Creative practice to facilitate discussion and encourage imaginative thinking was a vital component of the workshop.
By playing with bioluminescent bacteria and everyday microbial agents such as ginger, bleach, turmeric and soap in pairs of co-creators/contaminators participants were invited to test various antimicrobial agents for themselves. Further, participants were encouraged to use their creativity in using the glowing bacteria and antimicrobial agents to create images on agar.
As Art/Science, Science and Technology Studies (STS) have become increasingly recognised for their contributions in interdisciplinary spaces, anthropology can be further utilised effectively.
Inspiration for anthropological aspect of the workshop came from Anna Tsing’s Mushroom at the End of the World, where her call to “reopen our imaginations” has been received with enthusiasm. To catalyse the discussion, quotes from Tsing’s work were projected:
Collaboration means working across difference, which leads to contamination. Without collaborations, we all die.

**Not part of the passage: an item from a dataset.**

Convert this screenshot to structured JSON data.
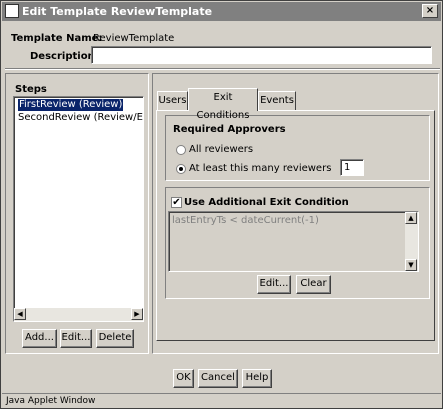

Precarity is the condition of being vulnerable to others; we are not in control, even of ourselves.
Without the ability to make workable living arrangements, species would die out. Each organism changes everyone’s world.

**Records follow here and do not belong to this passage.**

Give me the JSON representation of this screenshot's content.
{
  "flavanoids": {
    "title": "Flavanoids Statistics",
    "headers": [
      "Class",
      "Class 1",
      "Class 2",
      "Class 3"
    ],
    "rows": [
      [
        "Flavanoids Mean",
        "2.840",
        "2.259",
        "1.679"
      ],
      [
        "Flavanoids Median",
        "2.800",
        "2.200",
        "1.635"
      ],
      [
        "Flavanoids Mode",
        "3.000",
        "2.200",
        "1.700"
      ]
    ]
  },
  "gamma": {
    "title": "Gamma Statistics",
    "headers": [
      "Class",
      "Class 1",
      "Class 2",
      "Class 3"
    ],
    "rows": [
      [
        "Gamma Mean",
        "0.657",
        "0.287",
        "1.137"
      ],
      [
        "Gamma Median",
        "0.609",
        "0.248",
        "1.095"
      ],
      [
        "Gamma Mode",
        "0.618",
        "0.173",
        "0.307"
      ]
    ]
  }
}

Although her work immediately relates to critiques of economic exchange, Tsing’s embrace of multispecies ethnography to investigate problems of the 21st century inspires the kind of creativity that BEYOND RESISTANCE aims to channel. In relation to AMR, where understandings of our bodies as republics of viruses, bacteria and fungi are critical, Tsing’s work encourages us to begin to pay attention to the ways that these tiny non-human others are here integral for our own survival.

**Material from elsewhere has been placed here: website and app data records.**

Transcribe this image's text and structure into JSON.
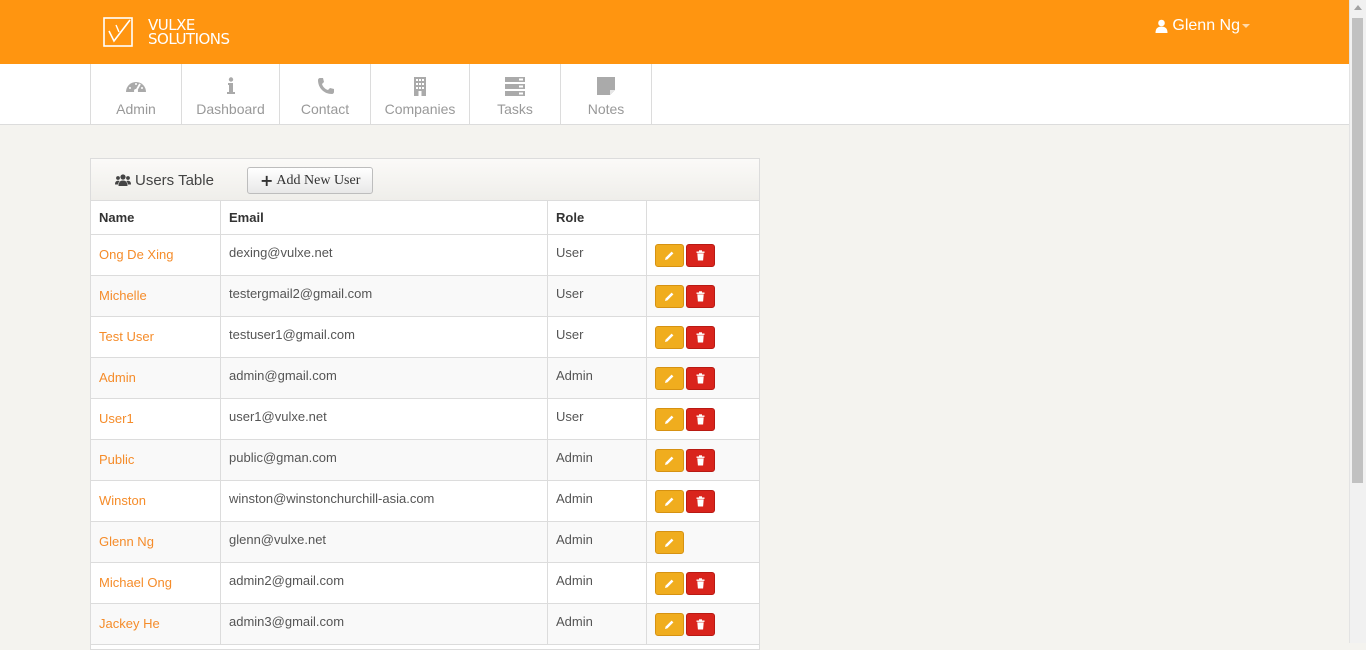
{
  "brand": {
    "line1": "VULXE",
    "line2": "SOLUTIONS"
  },
  "user": {
    "name": "Glenn Ng"
  },
  "nav": [
    {
      "label": "Admin",
      "icon": "dashboard-gauge-icon"
    },
    {
      "label": "Dashboard",
      "icon": "info-icon"
    },
    {
      "label": "Contact",
      "icon": "phone-icon"
    },
    {
      "label": "Companies",
      "icon": "building-icon"
    },
    {
      "label": "Tasks",
      "icon": "tasks-icon"
    },
    {
      "label": "Notes",
      "icon": "note-icon"
    }
  ],
  "panel": {
    "title": "Users Table",
    "add_button": "Add New User"
  },
  "table": {
    "columns": [
      "Name",
      "Email",
      "Role",
      ""
    ],
    "rows": [
      {
        "name": "Ong De Xing",
        "email": "dexing@vulxe.net",
        "role": "User",
        "deletable": true
      },
      {
        "name": "Michelle",
        "email": "testergmail2@gmail.com",
        "role": "User",
        "deletable": true
      },
      {
        "name": "Test User",
        "email": "testuser1@gmail.com",
        "role": "User",
        "deletable": true
      },
      {
        "name": "Admin",
        "email": "admin@gmail.com",
        "role": "Admin",
        "deletable": true
      },
      {
        "name": "User1",
        "email": "user1@vulxe.net",
        "role": "User",
        "deletable": true
      },
      {
        "name": "Public",
        "email": "public@gman.com",
        "role": "Admin",
        "deletable": true
      },
      {
        "name": "Winston",
        "email": "winston@winstonchurchill-asia.com",
        "role": "Admin",
        "deletable": true
      },
      {
        "name": "Glenn Ng",
        "email": "glenn@vulxe.net",
        "role": "Admin",
        "deletable": false
      },
      {
        "name": "Michael Ong",
        "email": "admin2@gmail.com",
        "role": "Admin",
        "deletable": true
      },
      {
        "name": "Jackey He",
        "email": "admin3@gmail.com",
        "role": "Admin",
        "deletable": true
      }
    ]
  },
  "colors": {
    "header_orange": "#ff9510",
    "link_orange": "#f58c2a",
    "edit_yellow": "#f0ad1e",
    "delete_red": "#d9241c"
  }
}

Our discussion was two part: preceding and following explorations in with the bioluminescent bacteria. Emerging from this free flowing discussion were conversations surrounding the use of antibiotics in the production of meat and dairy products. In particular, how we acquire, consume and think about food as well as the inequalities and challenges to ensuring the accessibility of sustainable nourishment.
Following the suggestion that the best way to cure a cough is with honey not antibiotics, bees entered the conversation.
In the clamour to flock to valorise bees and the honey that they produce, we were urged to pay attention to the ways in which we continue to esteem certain creatures at the expense of others. Bees are farmed industrially using antibiotics and we must endeavour to protect all pollinators not just those for which we feel an affinity.
Similarly, we cannot lurch from one ingestible saviour to another. No amount of honey turmeric lattes will save us, but we can learn to pay attention the qualities of the food we eat and the environment we cultivate.
This led us to questions of community, who is included and excluded from our communities? How does inequality manifest in the ways we craft solutions to problems like AMR? How can we better listen to those we want to help? Whose knowledge counts?
Turning to our inner world, our conversation traversed questions of productivity and the immune system. We asked what it would look like to privilege the productivity of our bodies in fighting infection over that of the demands of the workplace. In other words, allowing the body time to heal itself over the need to make it in for 8am Monday meeting. Is capitalism itself a barrier to solving the antibiotic crisis?
Although the workshop itself was confined to one afternoon, the sites of experimentation (the bioluminescent bacteria on agar) required time to yield their results. Participants were invited back to the lab the following day to observe their work (pictured above).
To further the reach of the workshop, BEYOND RESISTANCE and ASCUS Lab invited the cast and audience of the sell-out musical about AMR, The Mould that Changed the World to see the petri dishes for themselves. As such, we were able to extend the reach of the lab further and work in tandem with other Edinburgh communities to tackle AMR.